Return each line of the data below unchanged, please.

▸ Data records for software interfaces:
============

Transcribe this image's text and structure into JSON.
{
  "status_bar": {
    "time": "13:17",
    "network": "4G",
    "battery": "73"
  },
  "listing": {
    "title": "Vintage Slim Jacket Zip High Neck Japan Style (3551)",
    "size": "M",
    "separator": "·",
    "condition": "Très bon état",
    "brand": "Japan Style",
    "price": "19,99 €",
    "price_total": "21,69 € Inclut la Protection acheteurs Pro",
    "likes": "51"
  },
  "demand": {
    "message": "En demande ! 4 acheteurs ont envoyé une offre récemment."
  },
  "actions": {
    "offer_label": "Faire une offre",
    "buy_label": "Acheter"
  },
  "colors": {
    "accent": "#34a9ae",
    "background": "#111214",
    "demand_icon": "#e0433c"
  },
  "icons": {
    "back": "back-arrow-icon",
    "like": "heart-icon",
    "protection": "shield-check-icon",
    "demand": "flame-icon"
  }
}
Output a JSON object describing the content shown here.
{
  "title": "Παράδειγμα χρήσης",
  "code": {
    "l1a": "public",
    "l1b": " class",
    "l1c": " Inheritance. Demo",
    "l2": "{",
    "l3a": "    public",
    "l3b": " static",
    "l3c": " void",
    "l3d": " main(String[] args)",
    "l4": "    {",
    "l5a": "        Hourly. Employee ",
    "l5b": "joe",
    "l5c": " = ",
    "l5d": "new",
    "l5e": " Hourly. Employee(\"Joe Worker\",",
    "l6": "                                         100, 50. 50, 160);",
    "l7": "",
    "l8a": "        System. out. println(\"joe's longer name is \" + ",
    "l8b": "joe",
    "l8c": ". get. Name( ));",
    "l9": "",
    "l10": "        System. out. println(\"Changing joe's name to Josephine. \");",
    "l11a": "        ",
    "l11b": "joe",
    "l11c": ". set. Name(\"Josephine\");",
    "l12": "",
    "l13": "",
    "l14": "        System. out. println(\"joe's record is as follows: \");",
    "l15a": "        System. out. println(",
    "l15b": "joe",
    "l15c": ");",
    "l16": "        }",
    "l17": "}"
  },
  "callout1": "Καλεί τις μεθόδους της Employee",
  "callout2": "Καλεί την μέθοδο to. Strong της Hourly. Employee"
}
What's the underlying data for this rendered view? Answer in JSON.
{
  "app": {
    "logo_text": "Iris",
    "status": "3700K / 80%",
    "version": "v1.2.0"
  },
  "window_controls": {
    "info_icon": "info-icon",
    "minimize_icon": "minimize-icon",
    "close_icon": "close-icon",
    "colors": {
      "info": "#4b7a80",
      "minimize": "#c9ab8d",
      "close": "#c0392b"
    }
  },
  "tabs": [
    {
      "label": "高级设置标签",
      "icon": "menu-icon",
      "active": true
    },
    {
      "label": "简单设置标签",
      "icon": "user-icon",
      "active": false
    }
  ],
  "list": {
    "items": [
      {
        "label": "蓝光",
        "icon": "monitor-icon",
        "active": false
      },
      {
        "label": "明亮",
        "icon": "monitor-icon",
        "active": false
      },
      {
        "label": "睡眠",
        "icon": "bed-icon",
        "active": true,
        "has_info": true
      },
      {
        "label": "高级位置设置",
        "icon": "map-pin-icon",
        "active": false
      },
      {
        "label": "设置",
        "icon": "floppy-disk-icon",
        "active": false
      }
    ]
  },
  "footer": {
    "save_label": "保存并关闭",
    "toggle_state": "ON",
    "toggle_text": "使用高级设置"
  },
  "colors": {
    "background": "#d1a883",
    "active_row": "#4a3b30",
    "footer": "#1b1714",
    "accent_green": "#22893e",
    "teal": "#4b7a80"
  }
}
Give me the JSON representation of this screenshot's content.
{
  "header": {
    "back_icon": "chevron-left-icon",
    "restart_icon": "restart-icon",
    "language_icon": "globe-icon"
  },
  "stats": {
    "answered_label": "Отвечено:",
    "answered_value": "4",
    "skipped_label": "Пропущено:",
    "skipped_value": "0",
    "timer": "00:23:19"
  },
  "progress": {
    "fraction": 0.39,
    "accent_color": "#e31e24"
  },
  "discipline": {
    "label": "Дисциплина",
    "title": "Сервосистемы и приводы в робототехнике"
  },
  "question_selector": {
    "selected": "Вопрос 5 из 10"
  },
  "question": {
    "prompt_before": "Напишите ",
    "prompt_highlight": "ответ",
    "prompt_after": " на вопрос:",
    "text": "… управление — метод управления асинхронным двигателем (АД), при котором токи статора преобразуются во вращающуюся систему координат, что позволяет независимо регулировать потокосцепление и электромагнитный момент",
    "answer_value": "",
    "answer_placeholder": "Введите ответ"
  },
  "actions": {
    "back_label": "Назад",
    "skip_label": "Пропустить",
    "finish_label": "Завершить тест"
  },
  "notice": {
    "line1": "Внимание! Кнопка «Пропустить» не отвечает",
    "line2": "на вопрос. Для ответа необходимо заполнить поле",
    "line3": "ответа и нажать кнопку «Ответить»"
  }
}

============

▸ ANSWER SPACE:
Transcribe this image's text and structure into JSON.
{
  "status_bar": {
    "time": "13:17",
    "network": "4G",
    "battery": "73"
  },
  "listing": {
    "title": "Vintage Slim Jacket Zip High Neck Japan Style (3551)",
    "size": "M",
    "separator": "·",
    "condition": "Très bon état",
    "brand": "Japan Style",
    "price": "19,99 €",
    "price_total": "21,69 € Inclut la Protection acheteurs Pro",
    "likes": "51"
  },
  "demand": {
    "message": "En demande ! 4 acheteurs ont envoyé une offre récemment."
  },
  "actions": {
    "offer_label": "Faire une offre",
    "buy_label": "Acheter"
  },
  "colors": {
    "accent": "#34a9ae",
    "background": "#111214",
    "demand_icon": "#e0433c"
  },
  "icons": {
    "back": "back-arrow-icon",
    "like": "heart-icon",
    "protection": "shield-check-icon",
    "demand": "flame-icon"
  }
}
Output a JSON object describing the content shown here.
{
  "title": "Παράδειγμα χρήσης",
  "code": {
    "l1a": "public",
    "l1b": " class",
    "l1c": " Inheritance. Demo",
    "l2": "{",
    "l3a": "    public",
    "l3b": " static",
    "l3c": " void",
    "l3d": " main(String[] args)",
    "l4": "    {",
    "l5a": "        Hourly. Employee ",
    "l5b": "joe",
    "l5c": " = ",
    "l5d": "new",
    "l5e": " Hourly. Employee(\"Joe Worker\",",
    "l6": "                                         100, 50. 50, 160);",
    "l7": "",
    "l8a": "        System. out. println(\"joe's longer name is \" + ",
    "l8b": "joe",
    "l8c": ". get. Name( ));",
    "l9": "",
    "l10": "        System. out. println(\"Changing joe's name to Josephine. \");",
    "l11a": "        ",
    "l11b": "joe",
    "l11c": ". set. Name(\"Josephine\");",
    "l12": "",
    "l13": "",
    "l14": "        System. out. println(\"joe's record is as follows: \");",
    "l15a": "        System. out. println(",
    "l15b": "joe",
    "l15c": ");",
    "l16": "        }",
    "l17": "}"
  },
  "callout1": "Καλεί τις μεθόδους της Employee",
  "callout2": "Καλεί την μέθοδο to. Strong της Hourly. Employee"
}
What's the underlying data for this rendered view? Answer in JSON.
{
  "app": {
    "logo_text": "Iris",
    "status": "3700K / 80%",
    "version": "v1.2.0"
  },
  "window_controls": {
    "info_icon": "info-icon",
    "minimize_icon": "minimize-icon",
    "close_icon": "close-icon",
    "colors": {
      "info": "#4b7a80",
      "minimize": "#c9ab8d",
      "close": "#c0392b"
    }
  },
  "tabs": [
    {
      "label": "高级设置标签",
      "icon": "menu-icon",
      "active": true
    },
    {
      "label": "简单设置标签",
      "icon": "user-icon",
      "active": false
    }
  ],
  "list": {
    "items": [
      {
        "label": "蓝光",
        "icon": "monitor-icon",
        "active": false
      },
      {
        "label": "明亮",
        "icon": "monitor-icon",
        "active": false
      },
      {
        "label": "睡眠",
        "icon": "bed-icon",
        "active": true,
        "has_info": true
      },
      {
        "label": "高级位置设置",
        "icon": "map-pin-icon",
        "active": false
      },
      {
        "label": "设置",
        "icon": "floppy-disk-icon",
        "active": false
      }
    ]
  },
  "footer": {
    "save_label": "保存并关闭",
    "toggle_state": "ON",
    "toggle_text": "使用高级设置"
  },
  "colors": {
    "background": "#d1a883",
    "active_row": "#4a3b30",
    "footer": "#1b1714",
    "accent_green": "#22893e",
    "teal": "#4b7a80"
  }
}
Give me the JSON representation of this screenshot's content.
{
  "header": {
    "back_icon": "chevron-left-icon",
    "restart_icon": "restart-icon",
    "language_icon": "globe-icon"
  },
  "stats": {
    "answered_label": "Отвечено:",
    "answered_value": "4",
    "skipped_label": "Пропущено:",
    "skipped_value": "0",
    "timer": "00:23:19"
  },
  "progress": {
    "fraction": 0.39,
    "accent_color": "#e31e24"
  },
  "discipline": {
    "label": "Дисциплина",
    "title": "Сервосистемы и приводы в робототехнике"
  },
  "question_selector": {
    "selected": "Вопрос 5 из 10"
  },
  "question": {
    "prompt_before": "Напишите ",
    "prompt_highlight": "ответ",
    "prompt_after": " на вопрос:",
    "text": "… управление — метод управления асинхронным двигателем (АД), при котором токи статора преобразуются во вращающуюся систему координат, что позволяет независимо регулировать потокосцепление и электромагнитный момент",
    "answer_value": "",
    "answer_placeholder": "Введите ответ"
  },
  "actions": {
    "back_label": "Назад",
    "skip_label": "Пропустить",
    "finish_label": "Завершить тест"
  },
  "notice": {
    "line1": "Внимание! Кнопка «Пропустить» не отвечает",
    "line2": "на вопрос. Для ответа необходимо заполнить поле",
    "line3": "ответа и нажать кнопку «Ответить»"
  }
}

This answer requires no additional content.